Related Stories

BAS and Security | Oct 19, 2022

The biggest cybersecurity threats in commercial real estate, and how to mitigate them

Coleman Wolf, Senior Security Systems Consultant with global engineering firm ESD, outlines the top-three cybersecurity threats to commercial and institutional building owners and property managers, and offers advice on how to deter and defend against hackers. 

Giants 400 | Aug 22, 2022

Top 70 Science + Technology Facility Contractors + CM Firms 2022

Whiting-Turner, Hensel Phelps, DPR Construction, and Skanska USA top the rankings of the nation's largest science and technology (S+T) facility contractors and construction management (CM) firms, as reported in Building Design+Construction's 2022 Giants 400 Report.

Giants 400 | Aug 22, 2022

Top 100 Science + Technology Facility Architecture + AE Firms 2022

HDR, Flad Architects, Gensler, and DGA top the rankings of the nation's largest science and technology (S+T) facility architecture and architecture/engineering (AE) firms, as reported in Building Design+Construction's 2022 Giants 400 Report.

Giants 400 | Aug 22, 2022

Top 45 Laboratory Facility Contractors and Construction Management Firms for 2022

Whiting-Turner, Hensel Phelps, McCarthy, and STO Building Group top the ranking of the nation's largest science and technology (S+T) laboratory facility contractors and construction management (CM) firms, as reported in Building Design+Construction's 2022 Giants 400 Report.

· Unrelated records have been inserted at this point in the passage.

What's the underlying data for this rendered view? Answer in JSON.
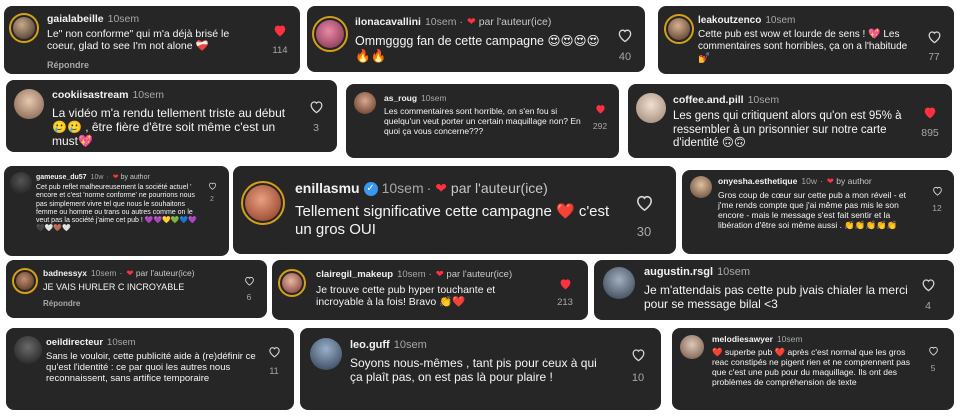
{
  "comments": [
    {
      "username": "gaialabeille",
      "time": "10sem",
      "text": "Le\" non conforme\" qui m'a déjà brisé le coeur, glad to see I'm not alone ❤️‍🩹",
      "likes": "114",
      "reply": "Répondre",
      "liked": true
    },
    {
      "username": "ilonacavallini",
      "time": "10sem",
      "author_tag": "par l'auteur(ice)",
      "text": "Ommgggg fan de cette campagne 😍😍😍😍🔥🔥",
      "likes": "40",
      "liked": false
    },
    {
      "username": "leakoutzenco",
      "time": "10sem",
      "text": "Cette pub est wow et lourde de sens ! 💖 Les commentaires sont horribles, ça on a l'habitude 💅",
      "likes": "77",
      "liked": false
    },
    {
      "username": "cookiisastream",
      "time": "10sem",
      "text": "La vidéo m'a rendu tellement triste au début 🥲🥲 , être fière d'être soit même c'est un must💖",
      "likes": "3",
      "liked": false
    },
    {
      "username": "as_roug",
      "time": "10sem",
      "text": "Les commentaires sont horrible, on s'en fou si quelqu'un veut porter un certain maquillage non? En quoi ça vous concerne???",
      "likes": "292",
      "liked": true
    },
    {
      "username": "coffee.and.pill",
      "time": "10sem",
      "text": "Les gens qui critiquent alors qu'on est 95% à ressembler à un prisonnier sur notre carte d'identité 🙃🙃",
      "likes": "895",
      "liked": true
    },
    {
      "username": "gameuse_du57",
      "time": "10w",
      "author_tag": "by author",
      "text": "Cet pub reflet malheureusement la société actuel ' encore et c'est 'norme conforme' ne pourrions nous pas simplement vivre tel que nous le souhaitons femme ou homme ou trans ou autres comme on le veut pas la société j'aime cet pub ! 💜💜💛💚💙💜🖤🤍🤎🤍",
      "likes": "2",
      "liked": false
    },
    {
      "username": "enillasmu",
      "time": "10sem",
      "author_tag": "par l'auteur(ice)",
      "text": "Tellement significative cette campagne ❤️ c'est un gros OUI",
      "likes": "30",
      "liked": false
    },
    {
      "username": "onyesha.esthetique",
      "time": "10w",
      "author_tag": "by author",
      "text": "Gros coup de cœur sur cette pub a mon réveil - et j'me rends compte que j'ai même pas mis le son encore - mais le message s'est fait sentir et la libération d'être soi même aussi . 👏👏👏👏👏",
      "likes": "12",
      "liked": false
    },
    {
      "username": "badnessyx",
      "time": "10sem",
      "author_tag": "par l'auteur(ice)",
      "text": "JE VAIS HURLER C INCROYABLE",
      "likes": "6",
      "reply": "Répondre",
      "liked": false
    },
    {
      "username": "clairegil_makeup",
      "time": "10sem",
      "author_tag": "par l'auteur(ice)",
      "text": "Je trouve cette pub hyper touchante et incroyable à la fois! Bravo 👏❤️",
      "likes": "213",
      "liked": true
    },
    {
      "username": "augustin.rsgl",
      "time": "10sem",
      "text": "Je m'attendais pas cette pub jvais chialer la merci pour se message bilal <3",
      "likes": "4",
      "liked": false
    },
    {
      "username": "oeildirecteur",
      "time": "10sem",
      "text": "Sans le vouloir, cette publicité aide à (re)définir ce qu'est l'identité : ce par quoi les autres nous reconnaissent, sans artifice  temporaire",
      "likes": "11",
      "liked": false
    },
    {
      "username": "leo.guff",
      "time": "10sem",
      "text": "Soyons nous-mêmes , tant pis pour ceux à qui ça plaît pas, on est pas là pour plaire !",
      "likes": "10",
      "liked": false
    },
    {
      "username": "melodiesawyer",
      "time": "10sem",
      "text": "❤️ superbe pub ❤️ après c'est normal que les gros reac constipés ne pigent rien et ne comprennent pas que c'est une pub pour du maquillage. Ils ont des problèmes de compréhension de texte",
      "likes": "5",
      "liked": false
    }
  ],
  "colors": {
    "card": "#262626",
    "like_red": "#ff3040",
    "muted": "#a8a8a8",
    "ring": "#d4a017",
    "verified": "#3897f0"
  }
}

Giants 400 | Aug 22, 2022

Top 55 Laboratory Facility Engineering + EA Firms for 2022

Jacobs, Affiliated Engineers Inc., Burns & McDonnell, and WSP top the ranking of the nation's largest science and technology (S+T) laboratory facility engineering and engineering/architecture (EA) firms, as reported in Building Design+Construction's 2022 Giants 400 Report.

Giants 400 | Aug 22, 2022

Top 85 Laboratory Facility Architecture + AE Firms for 2022

Flad Architects, HDR, DGA, and Payette top the ranking of the nation's largest science and technology (S+T) laboratory facility architecture and architecture/engineering (AE) firms, as reported in Building Design+Construction's 2022 Giants 400 Report.

Giants 400 | Aug 22, 2022

Top 90 Construction Management Firms for 2022

CBRE, Alfa Tech, Jacobs, and Hill International head the rankings of the nation's largest construction management (as agent) and program/project management firms for nonresidential and multifamily buildings work, as reported in Building Design+Construction's 2022 Giants 400 Report.

Giants 400 | Aug 22, 2022

Top 200 Contractors for 2022

Turner Construction, STO Building Group, Whiting-Turner, and DPR Construction top the ranking of the nation's largest general contractors, CM at risk firms, and design-builders for nonresidential buildings and multifamily buildings work, as reported in Building Design+Construction's 2022 Giants 400 Report.

Giants 400 | Aug 22, 2022

Top 45 Engineering Architecture Firms for 2022

Jacobs, AECOM, WSP, and Burns & McDonnell top the rankings of the nation's largest engineering architecture (EA) firms for nonresidential buildings and multifamily buildings work, as reported in Building Design+Construction's 2022 Giants 400 Report.

Giants 400 | Aug 22, 2022

Top 80 Engineering Firms for 2022

Kimley-Horn, Tetra Tech, Langan, and NV5 head the rankings of the nation's largest engineering firms for nonresidential buildings and multifamily buildings work, as reported in Building Design+Construction's 2022 Giants 400 Report.

boombox1 - default
boombox2 -
native1 -

More In Category




halfpage1 -

Most Popular Content

  1. 2021 Giants 400 Report
  2. Top 150 Architecture Firms for 2019
  3. 13 projects that represent the future of affordable housing
  4. Sagrada Familia completion date pushed back due to coronavirus
  5. Top 160 Architecture Firms 2021

 



Magazine Subscription
Subscribe

Get our Newsletters

Each day, our editors assemble the latest breaking industry news, hottest trends, and most relevant research, delivered to your inbox.

Subscribe

Follow BD+C: